I recently went through a series for new photographers this year ( check blogs from earlier this year) in fact there was, I believe a series of 13 articles I wrote about starting out as a new photographer, picking your own new camera, to learning all the functions about your camera, to learning about composition. But, after all that, there is still some things that new photographers miss or don’t understand.
Once in a while you run into an article that nails these things right on the head. I appreciate when I write an article and people use my stuff as well, and give me credit for this so, I want to reciprocate the same. So, here is an article I found on Picture/Correct done by the author: MARIANNE STENGER . Please read through this article and see what I mean. I think this is exactly what I would have said, if I had written it myself. Thank you Marianne Stenger:
Whether you’ve just purchased your first DSLR or have been shooting for a while and would like to start using your camera’s manual settings, you should be aware of some of the common mistakes most new photographers make when they first start out.
Of course, you’ll probably learn as you go, and most photographers eventually grow out of these mistakes. But correcting problems early on can greatly speed up your learning process and help you get the sort of images you’re looking for. So if you’re just getting started with photography, here are five common camera setting mistakes to avoid.
Not using a fast enough shutter speed is the number one culprit of blurry photos. Shutter speed refers to the length of time your shutter stays open while the sensor captures the light coming through the lens and forms an image. The longer the shutter stays open, the more motion will be captured, so even slight movements on the photographer’s part can lead to blurry photos when using a slower shutter speed.
If you want sharp images when hand holding your camera, a general rule to keep in mind is that your shutter speed should always match or exceed the focal length of your lens. This is because camera shake is magnified in longer lenses.
So, for example, if you were using a 200mm lens, your shutter speed would need to be 1/200 of a second or more, whereas if you were shooting with a 50mm lens, shutter speeds of 1/50 of a second would suffice, although this also depends on whether you’re photographing a moving subject or not.
Focusing on the wrong spot can also cause blurry photos, so it’s important to understand your camera’s focus modes. Although manual focus is great for some situations, it’s not necessarily the best option when you’re shooting fast action and need to track a moving subject.
Even when you’re not using manual focus, however, leaving everything up to the camera won’t always get you the best results. If you’re not sure what your camera is focusing on, half press the shutter button until you see a red focal point through the viewfinder. You can then use the dial to change focal points or simply move the camera until your subject is in the line of focus.
Many new photographers have been told or read somewhere that they should be shooting with the lowest possible ISO to avoid digital noise in their photos.
But while it’s true that using a higher ISO setting can lead to more noise, it’s still a great way to get sharp images in low light while hand holding your camera. After all, it’s better to get some good photos with a bit of noise than it is to end up with a whole memory card of photos that are either blurry or underexposed.

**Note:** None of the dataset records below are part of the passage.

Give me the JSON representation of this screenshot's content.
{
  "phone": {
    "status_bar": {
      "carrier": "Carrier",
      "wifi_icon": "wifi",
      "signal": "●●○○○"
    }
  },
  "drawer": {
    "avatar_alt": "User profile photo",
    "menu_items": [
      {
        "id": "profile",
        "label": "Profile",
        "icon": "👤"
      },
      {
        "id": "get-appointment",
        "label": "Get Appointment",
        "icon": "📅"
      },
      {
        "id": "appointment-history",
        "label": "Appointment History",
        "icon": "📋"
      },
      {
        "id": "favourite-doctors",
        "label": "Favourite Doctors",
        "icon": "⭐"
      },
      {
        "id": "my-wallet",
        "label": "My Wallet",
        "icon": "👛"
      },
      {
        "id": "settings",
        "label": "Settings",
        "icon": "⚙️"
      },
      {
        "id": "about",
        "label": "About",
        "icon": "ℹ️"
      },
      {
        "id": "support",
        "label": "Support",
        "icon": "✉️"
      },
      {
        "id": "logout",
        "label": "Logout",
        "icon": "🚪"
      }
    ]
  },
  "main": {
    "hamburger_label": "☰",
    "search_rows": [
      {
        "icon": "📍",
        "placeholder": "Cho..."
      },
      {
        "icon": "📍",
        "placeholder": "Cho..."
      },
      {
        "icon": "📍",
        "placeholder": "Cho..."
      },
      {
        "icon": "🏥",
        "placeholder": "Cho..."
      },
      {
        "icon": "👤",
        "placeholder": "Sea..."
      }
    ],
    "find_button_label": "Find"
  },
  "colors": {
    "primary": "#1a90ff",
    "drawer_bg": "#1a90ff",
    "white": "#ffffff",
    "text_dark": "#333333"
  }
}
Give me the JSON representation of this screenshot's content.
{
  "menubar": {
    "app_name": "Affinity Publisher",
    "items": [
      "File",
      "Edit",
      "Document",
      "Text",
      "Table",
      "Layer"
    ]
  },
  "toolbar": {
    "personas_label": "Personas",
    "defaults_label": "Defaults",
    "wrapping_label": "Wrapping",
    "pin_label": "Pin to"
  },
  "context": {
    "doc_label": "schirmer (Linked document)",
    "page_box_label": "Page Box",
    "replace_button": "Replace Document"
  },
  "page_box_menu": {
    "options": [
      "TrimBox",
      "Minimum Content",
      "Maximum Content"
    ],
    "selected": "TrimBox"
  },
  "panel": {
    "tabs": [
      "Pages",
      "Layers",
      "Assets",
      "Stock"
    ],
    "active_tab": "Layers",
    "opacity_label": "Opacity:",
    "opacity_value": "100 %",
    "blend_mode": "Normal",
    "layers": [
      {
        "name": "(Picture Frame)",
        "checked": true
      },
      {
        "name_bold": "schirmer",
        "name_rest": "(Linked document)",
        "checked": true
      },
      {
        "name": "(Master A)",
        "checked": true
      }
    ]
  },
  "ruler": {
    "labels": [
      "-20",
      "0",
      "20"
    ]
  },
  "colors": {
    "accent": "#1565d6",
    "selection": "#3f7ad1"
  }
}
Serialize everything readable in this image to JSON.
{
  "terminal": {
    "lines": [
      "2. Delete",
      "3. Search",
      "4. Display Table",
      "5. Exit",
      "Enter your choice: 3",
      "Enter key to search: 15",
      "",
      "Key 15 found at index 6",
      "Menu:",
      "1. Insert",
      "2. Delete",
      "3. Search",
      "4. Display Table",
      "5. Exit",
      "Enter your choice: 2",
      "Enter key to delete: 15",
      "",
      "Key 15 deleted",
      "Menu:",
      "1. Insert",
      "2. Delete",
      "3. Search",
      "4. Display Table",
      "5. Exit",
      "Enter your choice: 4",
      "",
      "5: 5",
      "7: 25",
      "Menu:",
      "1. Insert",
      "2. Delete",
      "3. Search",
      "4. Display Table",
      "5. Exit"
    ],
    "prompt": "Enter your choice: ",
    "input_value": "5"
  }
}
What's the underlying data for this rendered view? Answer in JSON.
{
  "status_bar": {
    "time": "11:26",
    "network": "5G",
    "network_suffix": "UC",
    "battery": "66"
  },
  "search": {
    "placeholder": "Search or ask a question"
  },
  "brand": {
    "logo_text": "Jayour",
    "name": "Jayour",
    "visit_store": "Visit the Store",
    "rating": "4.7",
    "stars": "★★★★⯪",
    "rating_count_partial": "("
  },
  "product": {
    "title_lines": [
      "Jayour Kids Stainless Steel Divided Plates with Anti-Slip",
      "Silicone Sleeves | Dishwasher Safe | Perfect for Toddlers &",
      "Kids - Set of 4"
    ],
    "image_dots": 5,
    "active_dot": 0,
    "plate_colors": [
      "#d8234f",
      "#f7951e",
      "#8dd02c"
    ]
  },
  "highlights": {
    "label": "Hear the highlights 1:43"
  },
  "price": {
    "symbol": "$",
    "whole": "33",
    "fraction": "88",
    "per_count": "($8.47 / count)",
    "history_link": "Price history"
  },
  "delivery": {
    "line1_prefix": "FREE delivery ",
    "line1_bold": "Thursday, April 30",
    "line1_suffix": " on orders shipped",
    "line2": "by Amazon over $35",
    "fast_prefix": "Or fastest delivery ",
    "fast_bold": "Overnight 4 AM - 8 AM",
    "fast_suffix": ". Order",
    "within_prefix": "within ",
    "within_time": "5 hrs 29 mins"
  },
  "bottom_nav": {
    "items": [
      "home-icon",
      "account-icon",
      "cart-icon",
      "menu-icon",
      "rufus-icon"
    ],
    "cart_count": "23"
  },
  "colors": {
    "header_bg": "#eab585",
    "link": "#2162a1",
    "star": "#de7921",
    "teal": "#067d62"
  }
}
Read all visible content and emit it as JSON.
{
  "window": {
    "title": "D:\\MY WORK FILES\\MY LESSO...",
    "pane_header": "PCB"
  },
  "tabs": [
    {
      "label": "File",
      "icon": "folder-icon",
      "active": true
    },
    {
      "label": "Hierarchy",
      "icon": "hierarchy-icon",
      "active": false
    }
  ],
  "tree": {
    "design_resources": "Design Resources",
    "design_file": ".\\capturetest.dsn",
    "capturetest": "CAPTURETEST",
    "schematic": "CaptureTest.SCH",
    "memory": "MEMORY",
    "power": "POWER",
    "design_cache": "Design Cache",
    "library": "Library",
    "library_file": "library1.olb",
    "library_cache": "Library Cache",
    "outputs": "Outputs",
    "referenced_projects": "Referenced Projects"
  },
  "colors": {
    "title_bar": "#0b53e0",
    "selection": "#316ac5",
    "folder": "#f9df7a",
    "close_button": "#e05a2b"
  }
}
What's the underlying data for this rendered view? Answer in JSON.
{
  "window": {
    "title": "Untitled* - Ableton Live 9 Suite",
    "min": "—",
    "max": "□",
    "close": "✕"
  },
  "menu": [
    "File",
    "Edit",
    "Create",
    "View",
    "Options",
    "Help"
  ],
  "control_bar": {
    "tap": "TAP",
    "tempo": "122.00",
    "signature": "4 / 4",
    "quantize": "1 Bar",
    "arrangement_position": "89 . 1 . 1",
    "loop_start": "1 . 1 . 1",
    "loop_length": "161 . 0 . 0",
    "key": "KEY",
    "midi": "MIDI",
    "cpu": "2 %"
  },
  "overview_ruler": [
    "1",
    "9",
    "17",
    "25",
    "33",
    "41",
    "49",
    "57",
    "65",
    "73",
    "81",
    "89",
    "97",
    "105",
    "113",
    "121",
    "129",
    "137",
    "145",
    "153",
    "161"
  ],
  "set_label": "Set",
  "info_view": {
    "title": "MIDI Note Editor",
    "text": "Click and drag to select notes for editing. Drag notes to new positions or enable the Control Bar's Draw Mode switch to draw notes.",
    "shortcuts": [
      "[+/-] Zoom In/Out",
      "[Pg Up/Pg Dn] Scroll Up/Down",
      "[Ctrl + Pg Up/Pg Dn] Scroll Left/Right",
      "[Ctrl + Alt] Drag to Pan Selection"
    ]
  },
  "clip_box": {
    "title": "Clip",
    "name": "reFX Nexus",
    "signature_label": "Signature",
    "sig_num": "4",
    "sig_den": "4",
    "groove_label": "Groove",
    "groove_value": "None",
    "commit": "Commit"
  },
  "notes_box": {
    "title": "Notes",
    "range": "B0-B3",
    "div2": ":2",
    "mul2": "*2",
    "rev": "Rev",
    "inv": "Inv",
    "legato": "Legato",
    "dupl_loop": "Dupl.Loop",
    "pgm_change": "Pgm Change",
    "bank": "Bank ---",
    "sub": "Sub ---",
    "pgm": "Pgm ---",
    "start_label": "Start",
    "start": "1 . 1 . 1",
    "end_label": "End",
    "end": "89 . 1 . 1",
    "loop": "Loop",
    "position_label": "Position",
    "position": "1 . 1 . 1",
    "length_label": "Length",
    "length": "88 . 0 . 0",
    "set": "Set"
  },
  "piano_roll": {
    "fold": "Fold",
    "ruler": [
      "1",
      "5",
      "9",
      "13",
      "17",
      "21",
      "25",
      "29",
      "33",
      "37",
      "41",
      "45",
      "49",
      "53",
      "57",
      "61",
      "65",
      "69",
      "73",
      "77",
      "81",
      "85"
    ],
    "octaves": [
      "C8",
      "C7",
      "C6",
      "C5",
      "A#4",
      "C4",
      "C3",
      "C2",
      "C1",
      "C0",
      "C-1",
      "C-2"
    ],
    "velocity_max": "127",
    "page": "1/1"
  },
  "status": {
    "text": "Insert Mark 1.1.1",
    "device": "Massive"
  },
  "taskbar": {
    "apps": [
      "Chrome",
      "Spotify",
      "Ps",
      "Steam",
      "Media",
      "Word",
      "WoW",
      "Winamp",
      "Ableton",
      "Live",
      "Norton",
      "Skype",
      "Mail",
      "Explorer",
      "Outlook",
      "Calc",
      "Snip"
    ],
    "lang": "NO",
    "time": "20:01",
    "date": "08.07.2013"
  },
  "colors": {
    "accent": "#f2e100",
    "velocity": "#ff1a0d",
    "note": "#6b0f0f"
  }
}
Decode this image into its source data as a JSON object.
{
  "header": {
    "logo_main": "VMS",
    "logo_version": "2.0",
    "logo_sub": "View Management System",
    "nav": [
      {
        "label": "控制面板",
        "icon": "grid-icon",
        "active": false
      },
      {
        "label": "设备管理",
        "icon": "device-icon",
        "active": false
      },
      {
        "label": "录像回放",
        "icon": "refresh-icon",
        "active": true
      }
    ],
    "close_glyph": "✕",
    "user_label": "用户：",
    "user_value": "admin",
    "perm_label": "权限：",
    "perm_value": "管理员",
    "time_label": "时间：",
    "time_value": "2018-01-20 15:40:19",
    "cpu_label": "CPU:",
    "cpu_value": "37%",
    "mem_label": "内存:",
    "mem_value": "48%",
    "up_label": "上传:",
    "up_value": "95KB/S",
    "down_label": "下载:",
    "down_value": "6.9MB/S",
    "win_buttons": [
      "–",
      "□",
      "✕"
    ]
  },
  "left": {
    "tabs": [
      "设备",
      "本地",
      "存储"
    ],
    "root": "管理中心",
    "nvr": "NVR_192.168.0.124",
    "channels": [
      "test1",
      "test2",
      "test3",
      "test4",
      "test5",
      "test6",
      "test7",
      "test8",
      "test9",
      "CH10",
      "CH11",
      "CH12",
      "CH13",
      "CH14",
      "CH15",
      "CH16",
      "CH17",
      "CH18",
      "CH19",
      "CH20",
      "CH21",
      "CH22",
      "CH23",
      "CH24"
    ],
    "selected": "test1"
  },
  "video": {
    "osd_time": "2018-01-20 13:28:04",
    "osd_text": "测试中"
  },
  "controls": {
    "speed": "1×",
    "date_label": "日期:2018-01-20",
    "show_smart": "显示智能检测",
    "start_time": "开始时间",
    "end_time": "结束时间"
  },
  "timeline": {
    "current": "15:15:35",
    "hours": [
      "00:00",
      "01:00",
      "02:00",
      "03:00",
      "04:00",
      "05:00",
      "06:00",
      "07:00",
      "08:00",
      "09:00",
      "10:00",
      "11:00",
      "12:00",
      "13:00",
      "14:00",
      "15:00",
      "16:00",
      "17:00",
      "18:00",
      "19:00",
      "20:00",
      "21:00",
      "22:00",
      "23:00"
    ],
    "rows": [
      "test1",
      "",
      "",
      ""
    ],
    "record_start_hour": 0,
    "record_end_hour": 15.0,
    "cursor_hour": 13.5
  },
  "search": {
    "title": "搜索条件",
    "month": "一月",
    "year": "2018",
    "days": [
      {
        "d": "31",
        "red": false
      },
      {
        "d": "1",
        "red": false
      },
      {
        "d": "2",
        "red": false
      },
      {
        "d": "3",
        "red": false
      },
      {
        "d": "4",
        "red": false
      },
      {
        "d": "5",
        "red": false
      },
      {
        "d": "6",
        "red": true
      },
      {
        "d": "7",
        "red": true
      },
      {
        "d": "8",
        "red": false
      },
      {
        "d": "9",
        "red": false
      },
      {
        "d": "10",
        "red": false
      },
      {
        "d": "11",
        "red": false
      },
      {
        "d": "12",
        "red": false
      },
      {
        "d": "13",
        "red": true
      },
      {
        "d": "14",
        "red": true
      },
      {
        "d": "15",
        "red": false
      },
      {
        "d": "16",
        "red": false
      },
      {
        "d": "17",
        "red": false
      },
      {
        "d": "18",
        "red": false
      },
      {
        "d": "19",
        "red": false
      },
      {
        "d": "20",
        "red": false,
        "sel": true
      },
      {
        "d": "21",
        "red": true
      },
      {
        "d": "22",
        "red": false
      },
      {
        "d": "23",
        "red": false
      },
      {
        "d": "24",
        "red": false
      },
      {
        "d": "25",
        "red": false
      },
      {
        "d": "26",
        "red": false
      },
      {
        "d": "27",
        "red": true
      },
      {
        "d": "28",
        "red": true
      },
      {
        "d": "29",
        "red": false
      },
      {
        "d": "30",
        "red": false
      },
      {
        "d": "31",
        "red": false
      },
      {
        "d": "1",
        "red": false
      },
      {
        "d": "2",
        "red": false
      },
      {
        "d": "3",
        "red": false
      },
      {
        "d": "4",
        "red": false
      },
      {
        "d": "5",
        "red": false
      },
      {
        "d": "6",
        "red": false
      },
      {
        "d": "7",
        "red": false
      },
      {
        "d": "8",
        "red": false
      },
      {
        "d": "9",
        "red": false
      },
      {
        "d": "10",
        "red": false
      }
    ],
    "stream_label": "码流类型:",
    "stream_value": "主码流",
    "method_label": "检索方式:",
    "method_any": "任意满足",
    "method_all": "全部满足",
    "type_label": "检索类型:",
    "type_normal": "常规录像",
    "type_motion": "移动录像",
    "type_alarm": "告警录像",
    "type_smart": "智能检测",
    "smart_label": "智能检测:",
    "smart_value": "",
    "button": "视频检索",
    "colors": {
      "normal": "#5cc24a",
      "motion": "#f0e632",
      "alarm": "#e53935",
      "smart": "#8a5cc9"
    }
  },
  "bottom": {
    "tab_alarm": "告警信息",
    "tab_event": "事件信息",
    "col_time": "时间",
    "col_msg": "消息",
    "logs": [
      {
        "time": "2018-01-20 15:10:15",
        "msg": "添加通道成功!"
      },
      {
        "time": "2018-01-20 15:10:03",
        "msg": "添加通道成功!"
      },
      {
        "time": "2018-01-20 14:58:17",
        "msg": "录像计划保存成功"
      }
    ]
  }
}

So get to know your camera and practice shooting at different ISO settings to see how it affects your images. You should also familiarize yourself with editing tools that can help you reduce digital noise in your photographs, such as Lightroom or Photoshop.
New photographers often fall in love with the bokeh effect and want every photo they take to have that lovely blurred background. But although shooting at wider apertures can produce beautiful effects, it’s not the right choice for every situation.
One of the biggest issues photographers run into when shooting at their lens’ widest aperture is focus, because the wider the aperture is, the smaller the area of focus will be. This is why new photographers often end up with portraits where half of the subject’s face is completely out of focus. It’s also why wider apertures are generally unsuitable for landscape or group shots where you want everything in the frame to be sharp.
Most cameras these days have an image stabilization feature, and using this when hand holding your camera can be a great way to avoid camera shake. But using image stabilization when your camera is mounted on a tripod can actually have the opposite effect.
The image stabilization mechanism looks for vibrations in the camera and then aims to correct them. If there are no detectable vibrations, however, the mechanism itself can cause camera shake and unwanted blur, so be sure to switch this feature off when your camera is mounted on a tripod.
If getting to know your camera’s settings seems a bit tedious, just remember that once you’ve mastered the basics and know your camera in and out, you’ll be able to focus more of your energy on the creative side of photography, such as lighting and composition.
About the Author:
Marianne Stenger is a photography enthusiast and writer and journalist with Open Colleges. She covers everything from productivity and life hacks to career and education.